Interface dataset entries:
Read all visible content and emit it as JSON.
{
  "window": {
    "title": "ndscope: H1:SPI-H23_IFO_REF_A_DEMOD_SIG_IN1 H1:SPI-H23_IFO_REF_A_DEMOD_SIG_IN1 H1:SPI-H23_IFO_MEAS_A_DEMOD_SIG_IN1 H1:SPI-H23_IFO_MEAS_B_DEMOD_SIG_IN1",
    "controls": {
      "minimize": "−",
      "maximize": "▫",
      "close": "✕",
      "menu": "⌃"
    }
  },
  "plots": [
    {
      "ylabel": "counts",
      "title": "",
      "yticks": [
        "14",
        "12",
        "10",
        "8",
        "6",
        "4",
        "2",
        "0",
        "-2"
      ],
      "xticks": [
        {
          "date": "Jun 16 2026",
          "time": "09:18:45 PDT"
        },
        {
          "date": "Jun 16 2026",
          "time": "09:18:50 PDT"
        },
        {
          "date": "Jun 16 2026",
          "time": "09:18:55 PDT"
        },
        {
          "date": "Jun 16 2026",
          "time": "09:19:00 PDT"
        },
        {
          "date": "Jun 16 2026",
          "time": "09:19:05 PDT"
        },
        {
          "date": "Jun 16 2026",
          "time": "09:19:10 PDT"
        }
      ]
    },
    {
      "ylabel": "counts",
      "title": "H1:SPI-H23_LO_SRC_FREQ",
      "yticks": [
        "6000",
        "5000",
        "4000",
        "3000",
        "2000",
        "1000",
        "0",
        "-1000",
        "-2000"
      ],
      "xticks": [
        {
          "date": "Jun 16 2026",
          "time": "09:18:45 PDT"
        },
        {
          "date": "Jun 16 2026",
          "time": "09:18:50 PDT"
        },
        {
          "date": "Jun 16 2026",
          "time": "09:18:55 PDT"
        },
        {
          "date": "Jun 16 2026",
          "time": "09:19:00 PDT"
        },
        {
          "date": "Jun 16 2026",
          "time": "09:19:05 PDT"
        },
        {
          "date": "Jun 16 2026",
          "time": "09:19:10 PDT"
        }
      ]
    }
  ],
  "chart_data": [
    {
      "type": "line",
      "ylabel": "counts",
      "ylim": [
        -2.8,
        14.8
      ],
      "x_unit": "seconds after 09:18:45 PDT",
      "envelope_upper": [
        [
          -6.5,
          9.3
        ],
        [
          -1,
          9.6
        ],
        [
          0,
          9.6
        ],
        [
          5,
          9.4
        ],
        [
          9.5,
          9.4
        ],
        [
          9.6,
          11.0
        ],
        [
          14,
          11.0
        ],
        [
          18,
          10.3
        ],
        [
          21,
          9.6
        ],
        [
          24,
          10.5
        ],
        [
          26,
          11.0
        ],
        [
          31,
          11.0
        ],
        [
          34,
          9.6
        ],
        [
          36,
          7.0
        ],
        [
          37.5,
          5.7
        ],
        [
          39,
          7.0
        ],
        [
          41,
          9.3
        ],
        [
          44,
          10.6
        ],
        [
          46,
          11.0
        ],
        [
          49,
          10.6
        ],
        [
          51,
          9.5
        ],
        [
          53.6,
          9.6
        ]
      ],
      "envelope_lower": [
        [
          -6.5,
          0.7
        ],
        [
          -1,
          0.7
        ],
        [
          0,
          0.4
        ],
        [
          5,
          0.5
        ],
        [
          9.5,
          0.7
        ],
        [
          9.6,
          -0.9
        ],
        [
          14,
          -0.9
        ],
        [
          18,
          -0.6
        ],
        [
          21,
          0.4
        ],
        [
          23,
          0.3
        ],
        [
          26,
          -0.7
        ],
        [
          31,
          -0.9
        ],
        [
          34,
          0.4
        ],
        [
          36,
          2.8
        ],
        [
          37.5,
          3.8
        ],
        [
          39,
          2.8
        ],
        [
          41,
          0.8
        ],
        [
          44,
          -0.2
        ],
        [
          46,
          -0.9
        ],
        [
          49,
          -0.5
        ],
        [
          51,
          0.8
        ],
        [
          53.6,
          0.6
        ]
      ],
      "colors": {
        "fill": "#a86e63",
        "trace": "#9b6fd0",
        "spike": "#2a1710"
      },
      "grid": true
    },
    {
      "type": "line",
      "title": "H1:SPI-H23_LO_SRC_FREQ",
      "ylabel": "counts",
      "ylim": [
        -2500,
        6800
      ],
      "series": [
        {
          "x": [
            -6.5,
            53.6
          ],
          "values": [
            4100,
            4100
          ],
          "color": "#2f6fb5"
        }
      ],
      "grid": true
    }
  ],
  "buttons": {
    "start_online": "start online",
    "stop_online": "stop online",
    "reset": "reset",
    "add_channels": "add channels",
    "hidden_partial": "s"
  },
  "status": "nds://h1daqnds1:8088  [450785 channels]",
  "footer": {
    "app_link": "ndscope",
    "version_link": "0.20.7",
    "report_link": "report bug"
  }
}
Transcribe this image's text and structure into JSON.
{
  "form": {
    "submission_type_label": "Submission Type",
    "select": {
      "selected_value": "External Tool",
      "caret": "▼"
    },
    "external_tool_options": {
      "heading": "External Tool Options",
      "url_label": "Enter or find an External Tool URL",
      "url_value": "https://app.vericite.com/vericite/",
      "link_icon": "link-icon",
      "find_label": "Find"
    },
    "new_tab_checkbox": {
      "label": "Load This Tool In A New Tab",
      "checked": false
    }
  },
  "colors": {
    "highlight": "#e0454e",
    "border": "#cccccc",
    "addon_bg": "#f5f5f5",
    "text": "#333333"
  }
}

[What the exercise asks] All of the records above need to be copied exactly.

[Answer to the exercise]
Read all visible content and emit it as JSON.
{
  "window": {
    "title": "ndscope: H1:SPI-H23_IFO_REF_A_DEMOD_SIG_IN1 H1:SPI-H23_IFO_REF_A_DEMOD_SIG_IN1 H1:SPI-H23_IFO_MEAS_A_DEMOD_SIG_IN1 H1:SPI-H23_IFO_MEAS_B_DEMOD_SIG_IN1",
    "controls": {
      "minimize": "−",
      "maximize": "▫",
      "close": "✕",
      "menu": "⌃"
    }
  },
  "plots": [
    {
      "ylabel": "counts",
      "title": "",
      "yticks": [
        "14",
        "12",
        "10",
        "8",
        "6",
        "4",
        "2",
        "0",
        "-2"
      ],
      "xticks": [
        {
          "date": "Jun 16 2026",
          "time": "09:18:45 PDT"
        },
        {
          "date": "Jun 16 2026",
          "time": "09:18:50 PDT"
        },
        {
          "date": "Jun 16 2026",
          "time": "09:18:55 PDT"
        },
        {
          "date": "Jun 16 2026",
          "time": "09:19:00 PDT"
        },
        {
          "date": "Jun 16 2026",
          "time": "09:19:05 PDT"
        },
        {
          "date": "Jun 16 2026",
          "time": "09:19:10 PDT"
        }
      ]
    },
    {
      "ylabel": "counts",
      "title": "H1:SPI-H23_LO_SRC_FREQ",
      "yticks": [
        "6000",
        "5000",
        "4000",
        "3000",
        "2000",
        "1000",
        "0",
        "-1000",
        "-2000"
      ],
      "xticks": [
        {
          "date": "Jun 16 2026",
          "time": "09:18:45 PDT"
        },
        {
          "date": "Jun 16 2026",
          "time": "09:18:50 PDT"
        },
        {
          "date": "Jun 16 2026",
          "time": "09:18:55 PDT"
        },
        {
          "date": "Jun 16 2026",
          "time": "09:19:00 PDT"
        },
        {
          "date": "Jun 16 2026",
          "time": "09:19:05 PDT"
        },
        {
          "date": "Jun 16 2026",
          "time": "09:19:10 PDT"
        }
      ]
    }
  ],
  "chart_data": [
    {
      "type": "line",
      "ylabel": "counts",
      "ylim": [
        -2.8,
        14.8
      ],
      "x_unit": "seconds after 09:18:45 PDT",
      "envelope_upper": [
        [
          -6.5,
          9.3
        ],
        [
          -1,
          9.6
        ],
        [
          0,
          9.6
        ],
        [
          5,
          9.4
        ],
        [
          9.5,
          9.4
        ],
        [
          9.6,
          11.0
        ],
        [
          14,
          11.0
        ],
        [
          18,
          10.3
        ],
        [
          21,
          9.6
        ],
        [
          24,
          10.5
        ],
        [
          26,
          11.0
        ],
        [
          31,
          11.0
        ],
        [
          34,
          9.6
        ],
        [
          36,
          7.0
        ],
        [
          37.5,
          5.7
        ],
        [
          39,
          7.0
        ],
        [
          41,
          9.3
        ],
        [
          44,
          10.6
        ],
        [
          46,
          11.0
        ],
        [
          49,
          10.6
        ],
        [
          51,
          9.5
        ],
        [
          53.6,
          9.6
        ]
      ],
      "envelope_lower": [
        [
          -6.5,
          0.7
        ],
        [
          -1,
          0.7
        ],
        [
          0,
          0.4
        ],
        [
          5,
          0.5
        ],
        [
          9.5,
          0.7
        ],
        [
          9.6,
          -0.9
        ],
        [
          14,
          -0.9
        ],
        [
          18,
          -0.6
        ],
        [
          21,
          0.4
        ],
        [
          23,
          0.3
        ],
        [
          26,
          -0.7
        ],
        [
          31,
          -0.9
        ],
        [
          34,
          0.4
        ],
        [
          36,
          2.8
        ],
        [
          37.5,
          3.8
        ],
        [
          39,
          2.8
        ],
        [
          41,
          0.8
        ],
        [
          44,
          -0.2
        ],
        [
          46,
          -0.9
        ],
        [
          49,
          -0.5
        ],
        [
          51,
          0.8
        ],
        [
          53.6,
          0.6
        ]
      ],
      "colors": {
        "fill": "#a86e63",
        "trace": "#9b6fd0",
        "spike": "#2a1710"
      },
      "grid": true
    },
    {
      "type": "line",
      "title": "H1:SPI-H23_LO_SRC_FREQ",
      "ylabel": "counts",
      "ylim": [
        -2500,
        6800
      ],
      "series": [
        {
          "x": [
            -6.5,
            53.6
          ],
          "values": [
            4100,
            4100
          ],
          "color": "#2f6fb5"
        }
      ],
      "grid": true
    }
  ],
  "buttons": {
    "start_online": "start online",
    "stop_online": "stop online",
    "reset": "reset",
    "add_channels": "add channels",
    "hidden_partial": "s"
  },
  "status": "nds://h1daqnds1:8088  [450785 channels]",
  "footer": {
    "app_link": "ndscope",
    "version_link": "0.20.7",
    "report_link": "report bug"
  }
}
Transcribe this image's text and structure into JSON.
{
  "form": {
    "submission_type_label": "Submission Type",
    "select": {
      "selected_value": "External Tool",
      "caret": "▼"
    },
    "external_tool_options": {
      "heading": "External Tool Options",
      "url_label": "Enter or find an External Tool URL",
      "url_value": "https://app.vericite.com/vericite/",
      "link_icon": "link-icon",
      "find_label": "Find"
    },
    "new_tab_checkbox": {
      "label": "Load This Tool In A New Tab",
      "checked": false
    }
  },
  "colors": {
    "highlight": "#e0454e",
    "border": "#cccccc",
    "addon_bg": "#f5f5f5",
    "text": "#333333"
  }
}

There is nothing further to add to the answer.